*Try it:* All lines containing the string "question" must be copied from the entries.
[Material to process Boundary: Start]
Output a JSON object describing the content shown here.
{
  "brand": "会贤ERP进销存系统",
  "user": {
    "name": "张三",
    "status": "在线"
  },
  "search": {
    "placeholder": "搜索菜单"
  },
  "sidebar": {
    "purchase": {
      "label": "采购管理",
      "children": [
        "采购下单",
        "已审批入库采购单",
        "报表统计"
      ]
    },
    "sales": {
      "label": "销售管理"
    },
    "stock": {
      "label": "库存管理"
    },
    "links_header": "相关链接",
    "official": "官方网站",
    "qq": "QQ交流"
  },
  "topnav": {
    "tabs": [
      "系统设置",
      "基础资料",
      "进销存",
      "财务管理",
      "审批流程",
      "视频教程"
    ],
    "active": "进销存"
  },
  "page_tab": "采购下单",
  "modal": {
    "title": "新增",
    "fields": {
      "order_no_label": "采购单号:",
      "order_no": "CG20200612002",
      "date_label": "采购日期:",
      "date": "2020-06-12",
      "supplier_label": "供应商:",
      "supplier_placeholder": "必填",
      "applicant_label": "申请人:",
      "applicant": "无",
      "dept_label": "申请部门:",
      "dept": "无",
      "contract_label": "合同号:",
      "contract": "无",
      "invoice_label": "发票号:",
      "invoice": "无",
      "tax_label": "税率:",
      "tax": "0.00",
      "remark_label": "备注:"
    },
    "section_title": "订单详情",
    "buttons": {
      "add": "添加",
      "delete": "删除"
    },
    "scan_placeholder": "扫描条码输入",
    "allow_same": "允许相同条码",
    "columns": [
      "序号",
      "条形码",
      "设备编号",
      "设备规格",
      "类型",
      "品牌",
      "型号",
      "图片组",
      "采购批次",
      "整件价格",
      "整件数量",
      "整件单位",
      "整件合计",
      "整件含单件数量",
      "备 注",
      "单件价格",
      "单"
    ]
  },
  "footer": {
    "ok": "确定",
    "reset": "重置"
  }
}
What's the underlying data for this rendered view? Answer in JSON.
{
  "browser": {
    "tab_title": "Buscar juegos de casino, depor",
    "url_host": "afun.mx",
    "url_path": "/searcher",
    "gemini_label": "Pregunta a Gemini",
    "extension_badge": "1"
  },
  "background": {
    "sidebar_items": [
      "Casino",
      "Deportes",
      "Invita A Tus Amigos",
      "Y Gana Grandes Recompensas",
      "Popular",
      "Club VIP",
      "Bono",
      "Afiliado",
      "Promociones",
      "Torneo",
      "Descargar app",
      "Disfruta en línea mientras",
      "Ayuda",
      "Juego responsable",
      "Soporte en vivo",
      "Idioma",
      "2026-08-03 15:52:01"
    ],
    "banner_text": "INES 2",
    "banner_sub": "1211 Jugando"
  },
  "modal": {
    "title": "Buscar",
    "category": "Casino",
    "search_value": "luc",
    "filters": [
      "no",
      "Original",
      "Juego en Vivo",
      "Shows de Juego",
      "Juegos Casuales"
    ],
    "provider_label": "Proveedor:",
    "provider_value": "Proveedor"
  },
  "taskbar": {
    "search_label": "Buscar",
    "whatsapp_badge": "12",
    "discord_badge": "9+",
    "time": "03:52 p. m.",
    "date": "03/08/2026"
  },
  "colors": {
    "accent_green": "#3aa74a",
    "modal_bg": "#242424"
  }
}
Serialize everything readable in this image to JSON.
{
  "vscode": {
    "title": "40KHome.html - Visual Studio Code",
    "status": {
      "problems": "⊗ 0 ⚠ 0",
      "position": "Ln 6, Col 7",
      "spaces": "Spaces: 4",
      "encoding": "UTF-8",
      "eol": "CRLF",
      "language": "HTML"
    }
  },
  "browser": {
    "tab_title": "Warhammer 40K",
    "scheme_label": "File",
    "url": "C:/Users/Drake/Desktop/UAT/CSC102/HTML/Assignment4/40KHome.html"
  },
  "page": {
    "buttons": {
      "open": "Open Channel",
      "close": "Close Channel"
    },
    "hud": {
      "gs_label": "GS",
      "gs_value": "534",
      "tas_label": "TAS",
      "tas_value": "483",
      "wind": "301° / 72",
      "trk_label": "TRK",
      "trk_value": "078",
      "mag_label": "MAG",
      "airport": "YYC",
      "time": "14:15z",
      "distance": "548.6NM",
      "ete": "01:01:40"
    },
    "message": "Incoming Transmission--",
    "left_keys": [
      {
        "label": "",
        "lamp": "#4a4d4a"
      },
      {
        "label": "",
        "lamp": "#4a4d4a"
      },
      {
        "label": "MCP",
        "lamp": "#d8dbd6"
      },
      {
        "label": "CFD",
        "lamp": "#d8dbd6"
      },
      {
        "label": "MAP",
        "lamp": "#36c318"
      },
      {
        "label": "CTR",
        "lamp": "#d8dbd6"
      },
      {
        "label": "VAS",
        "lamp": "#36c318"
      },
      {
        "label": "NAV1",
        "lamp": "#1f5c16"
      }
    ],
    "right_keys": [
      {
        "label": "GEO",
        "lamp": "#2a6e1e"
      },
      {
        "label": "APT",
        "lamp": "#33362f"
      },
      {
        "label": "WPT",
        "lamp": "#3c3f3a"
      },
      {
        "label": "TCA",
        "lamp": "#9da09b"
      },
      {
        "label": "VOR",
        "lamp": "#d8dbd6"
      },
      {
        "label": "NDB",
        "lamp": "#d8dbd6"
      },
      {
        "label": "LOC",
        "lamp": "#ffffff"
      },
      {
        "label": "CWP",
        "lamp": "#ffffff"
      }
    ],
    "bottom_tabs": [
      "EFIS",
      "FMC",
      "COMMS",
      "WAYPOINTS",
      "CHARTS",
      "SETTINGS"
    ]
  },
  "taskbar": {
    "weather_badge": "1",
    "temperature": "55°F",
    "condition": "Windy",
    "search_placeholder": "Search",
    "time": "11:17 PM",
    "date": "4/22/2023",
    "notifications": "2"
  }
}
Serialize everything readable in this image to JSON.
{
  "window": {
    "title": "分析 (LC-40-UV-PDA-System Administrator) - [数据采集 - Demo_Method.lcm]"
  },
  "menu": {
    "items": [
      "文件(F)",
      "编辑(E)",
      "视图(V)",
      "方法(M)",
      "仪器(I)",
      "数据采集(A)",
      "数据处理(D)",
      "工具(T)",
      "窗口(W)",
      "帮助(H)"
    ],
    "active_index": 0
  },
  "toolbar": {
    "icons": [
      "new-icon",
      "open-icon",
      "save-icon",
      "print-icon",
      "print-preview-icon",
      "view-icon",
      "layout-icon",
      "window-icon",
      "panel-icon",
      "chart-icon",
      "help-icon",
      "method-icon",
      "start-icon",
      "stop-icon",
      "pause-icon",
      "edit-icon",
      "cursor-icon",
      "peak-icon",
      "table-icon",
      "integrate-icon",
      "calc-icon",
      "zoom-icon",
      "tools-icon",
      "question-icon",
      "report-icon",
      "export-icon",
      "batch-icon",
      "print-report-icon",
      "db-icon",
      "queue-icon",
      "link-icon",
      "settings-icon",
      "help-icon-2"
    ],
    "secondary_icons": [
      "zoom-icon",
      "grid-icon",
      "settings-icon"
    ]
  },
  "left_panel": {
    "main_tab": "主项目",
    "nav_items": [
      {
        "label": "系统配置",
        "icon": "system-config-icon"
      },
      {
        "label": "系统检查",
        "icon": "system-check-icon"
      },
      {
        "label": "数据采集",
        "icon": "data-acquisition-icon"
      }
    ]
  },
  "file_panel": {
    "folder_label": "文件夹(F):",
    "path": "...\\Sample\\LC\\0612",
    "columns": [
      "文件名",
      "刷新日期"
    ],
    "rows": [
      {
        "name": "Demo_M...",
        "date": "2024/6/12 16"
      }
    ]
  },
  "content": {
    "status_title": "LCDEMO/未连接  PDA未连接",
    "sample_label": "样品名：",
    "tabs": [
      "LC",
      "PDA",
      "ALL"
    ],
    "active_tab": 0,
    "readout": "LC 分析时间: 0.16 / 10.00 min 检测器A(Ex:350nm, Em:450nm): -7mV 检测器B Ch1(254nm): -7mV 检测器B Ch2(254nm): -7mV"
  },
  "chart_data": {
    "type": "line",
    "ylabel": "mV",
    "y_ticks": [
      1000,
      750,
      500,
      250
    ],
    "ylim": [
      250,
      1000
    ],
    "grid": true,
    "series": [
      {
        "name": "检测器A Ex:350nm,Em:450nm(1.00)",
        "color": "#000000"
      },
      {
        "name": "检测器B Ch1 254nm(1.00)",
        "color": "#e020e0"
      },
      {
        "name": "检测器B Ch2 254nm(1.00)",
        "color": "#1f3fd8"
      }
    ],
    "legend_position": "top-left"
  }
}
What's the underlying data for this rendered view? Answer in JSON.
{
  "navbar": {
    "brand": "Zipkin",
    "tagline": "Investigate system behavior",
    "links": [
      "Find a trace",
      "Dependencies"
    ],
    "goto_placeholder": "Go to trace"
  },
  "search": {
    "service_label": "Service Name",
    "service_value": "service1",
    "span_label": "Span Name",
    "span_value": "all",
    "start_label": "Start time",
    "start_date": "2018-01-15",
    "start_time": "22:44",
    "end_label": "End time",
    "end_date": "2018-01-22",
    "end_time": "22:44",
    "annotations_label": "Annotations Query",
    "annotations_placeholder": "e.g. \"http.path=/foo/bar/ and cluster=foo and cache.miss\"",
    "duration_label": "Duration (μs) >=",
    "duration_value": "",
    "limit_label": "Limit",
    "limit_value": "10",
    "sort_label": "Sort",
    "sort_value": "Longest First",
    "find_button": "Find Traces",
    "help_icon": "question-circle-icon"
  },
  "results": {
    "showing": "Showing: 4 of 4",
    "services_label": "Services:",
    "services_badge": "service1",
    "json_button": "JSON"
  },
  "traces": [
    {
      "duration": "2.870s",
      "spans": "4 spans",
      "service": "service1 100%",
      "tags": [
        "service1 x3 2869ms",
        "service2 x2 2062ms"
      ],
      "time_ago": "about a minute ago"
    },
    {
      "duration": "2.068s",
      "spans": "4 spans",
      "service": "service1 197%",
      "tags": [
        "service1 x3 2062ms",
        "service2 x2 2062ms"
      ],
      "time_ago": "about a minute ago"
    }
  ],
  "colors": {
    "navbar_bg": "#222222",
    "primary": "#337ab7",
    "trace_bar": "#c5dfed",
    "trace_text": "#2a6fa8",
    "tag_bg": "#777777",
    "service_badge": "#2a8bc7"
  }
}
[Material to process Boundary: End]
*Written reply:*
      "question-icon",
    "help_icon": "question-circle-icon"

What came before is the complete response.